“The labor market trends that we’re seeing point to weak job growth, but not recession,” said Ritter.
Nationally, the Information sector has declining job growth, but that’s not true for Los Angeles County.
“In L.A. County that’s actually been a job growth driver because that’s where motion picture and entertainment resides and that’s actually been the leading industry as far as creating jobs in LA County. We’ve also seen, as elsewhere, education and private education and health care continue to do well and our retail sector is doing fairly well.
She says there is some encouraging news to be gleaned from a closer look at the small decline in the national unemployment rate. Statistics show employment growth increased faster than the labor force.
“That means the unemployment rate dropped because people are getting jobs not because they’re dropping out of the labor force due to discouragement,” said Ritter.
According to the BLS there were 967,000 discouraged workers in October, a decrease of 252,000 from a year earlier. Discouraged workers are persons not currently looking for work because they believe no jobs are available for them.
California is making progress on the jobs front according to Ritter. Sectors adding jobs basically fall along the national lines: Travel and tourism, entertainment, health care, and education. Construction is still a problem and the state and local governments have given up a lot of jobs.
“California is adding jobs, unfortunately the unemployment rate is still elevated and we don’t expect it to come down into single digits for at least another year, maybe a bit longer,” said Ritter.

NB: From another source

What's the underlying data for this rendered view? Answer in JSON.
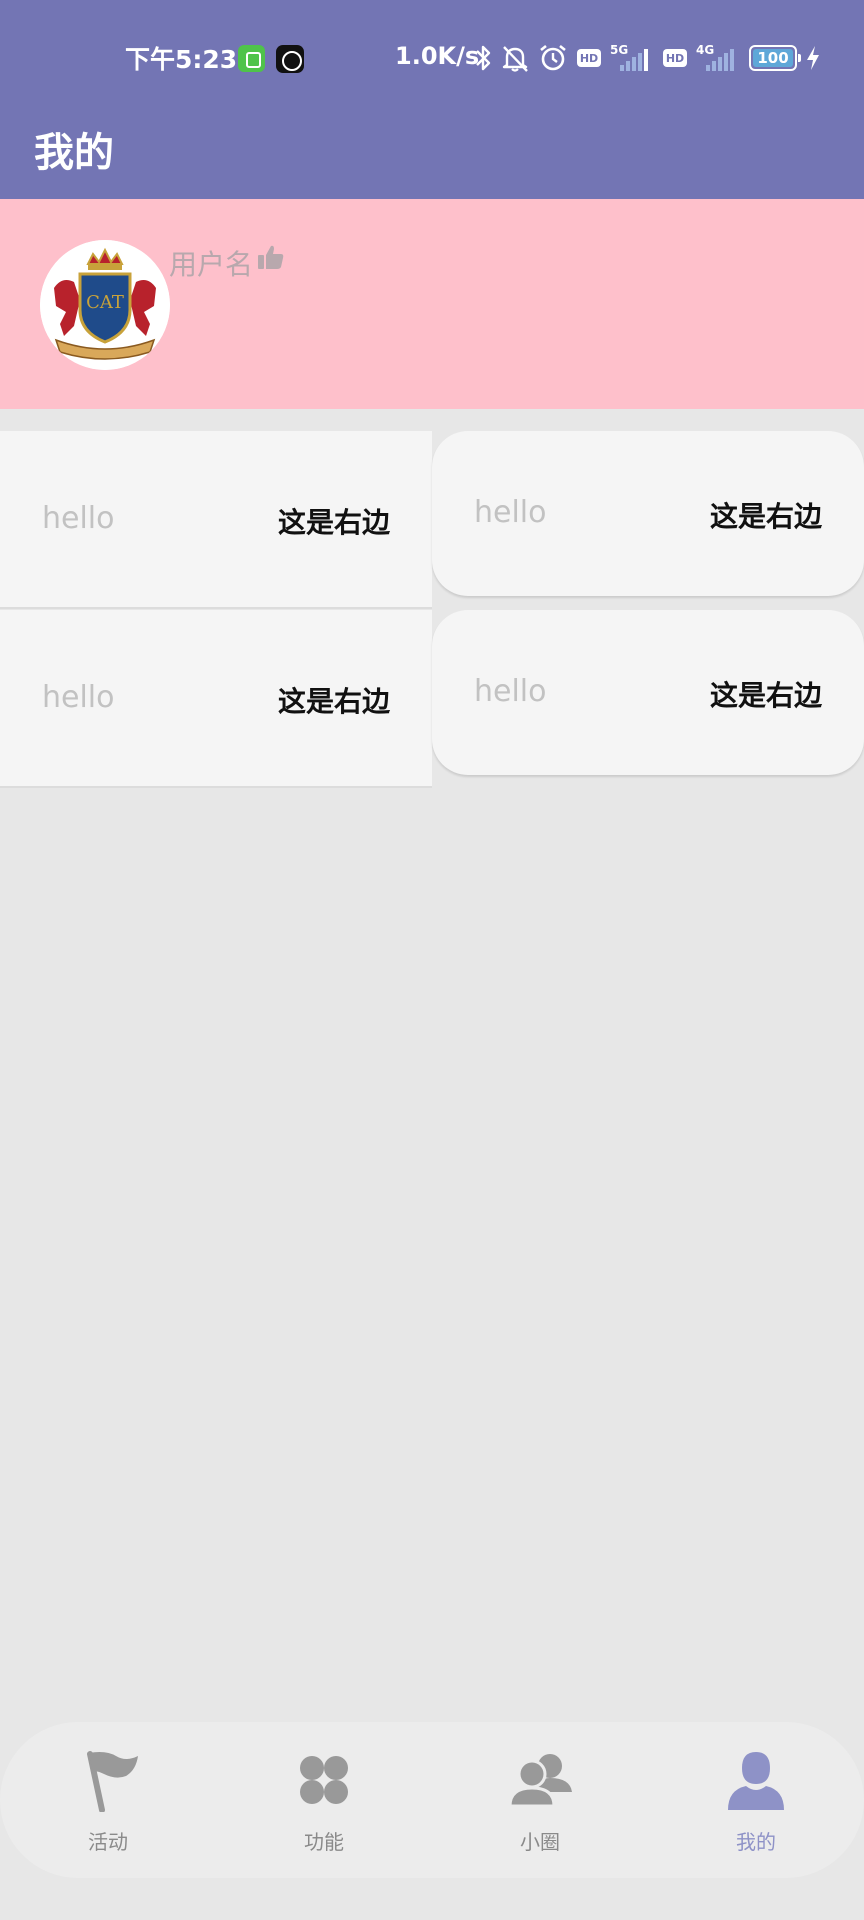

For a more detailed look at the October U.S. Department of Labor report, click here.